* **Work item**
Everything from the line that holds "Enumerate this screenshot's" to the end of the entries below should be printed again, word for word, and nothing more.

* **Extracted material**
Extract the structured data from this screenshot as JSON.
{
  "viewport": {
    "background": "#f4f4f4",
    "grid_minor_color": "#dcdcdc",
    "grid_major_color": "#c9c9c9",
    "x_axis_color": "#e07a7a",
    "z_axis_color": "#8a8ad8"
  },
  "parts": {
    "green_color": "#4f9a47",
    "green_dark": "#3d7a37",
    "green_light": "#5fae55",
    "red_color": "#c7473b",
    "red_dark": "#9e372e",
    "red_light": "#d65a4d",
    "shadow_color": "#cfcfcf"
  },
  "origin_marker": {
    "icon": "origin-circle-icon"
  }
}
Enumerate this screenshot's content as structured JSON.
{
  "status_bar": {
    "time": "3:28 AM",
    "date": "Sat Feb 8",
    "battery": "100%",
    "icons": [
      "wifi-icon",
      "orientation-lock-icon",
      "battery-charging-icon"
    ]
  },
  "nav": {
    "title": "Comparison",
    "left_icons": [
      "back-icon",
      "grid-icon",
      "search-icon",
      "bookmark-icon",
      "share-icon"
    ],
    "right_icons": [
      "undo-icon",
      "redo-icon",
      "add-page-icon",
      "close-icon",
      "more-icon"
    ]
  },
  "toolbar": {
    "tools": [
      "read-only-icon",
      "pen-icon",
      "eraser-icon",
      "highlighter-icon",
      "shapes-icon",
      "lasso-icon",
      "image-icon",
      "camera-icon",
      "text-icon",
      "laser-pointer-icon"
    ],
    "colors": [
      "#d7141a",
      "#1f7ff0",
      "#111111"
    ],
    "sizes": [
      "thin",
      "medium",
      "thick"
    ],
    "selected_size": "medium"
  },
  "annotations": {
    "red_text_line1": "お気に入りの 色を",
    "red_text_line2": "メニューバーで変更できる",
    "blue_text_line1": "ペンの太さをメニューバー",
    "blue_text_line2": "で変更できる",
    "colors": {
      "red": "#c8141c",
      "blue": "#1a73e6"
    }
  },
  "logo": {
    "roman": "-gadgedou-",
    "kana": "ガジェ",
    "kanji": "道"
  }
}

* **Exercise response**
Enumerate this screenshot's content as structured JSON.
{
  "status_bar": {
    "time": "3:28 AM",
    "date": "Sat Feb 8",
    "battery": "100%",
    "icons": [
      "wifi-icon",
      "orientation-lock-icon",
      "battery-charging-icon"
    ]
  },
  "nav": {
    "title": "Comparison",
    "left_icons": [
      "back-icon",
      "grid-icon",
      "search-icon",
      "bookmark-icon",
      "share-icon"
    ],
    "right_icons": [
      "undo-icon",
      "redo-icon",
      "add-page-icon",
      "close-icon",
      "more-icon"
    ]
  },
  "toolbar": {
    "tools": [
      "read-only-icon",
      "pen-icon",
      "eraser-icon",
      "highlighter-icon",
      "shapes-icon",
      "lasso-icon",
      "image-icon",
      "camera-icon",
      "text-icon",
      "laser-pointer-icon"
    ],
    "colors": [
      "#d7141a",
      "#1f7ff0",
      "#111111"
    ],
    "sizes": [
      "thin",
      "medium",
      "thick"
    ],
    "selected_size": "medium"
  },
  "annotations": {
    "red_text_line1": "お気に入りの 色を",
    "red_text_line2": "メニューバーで変更できる",
    "blue_text_line1": "ペンの太さをメニューバー",
    "blue_text_line2": "で変更できる",
    "colors": {
      "red": "#c8141c",
      "blue": "#1a73e6"
    }
  },
  "logo": {
    "roman": "-gadgedou-",
    "kana": "ガジェ",
    "kanji": "道"
  }
}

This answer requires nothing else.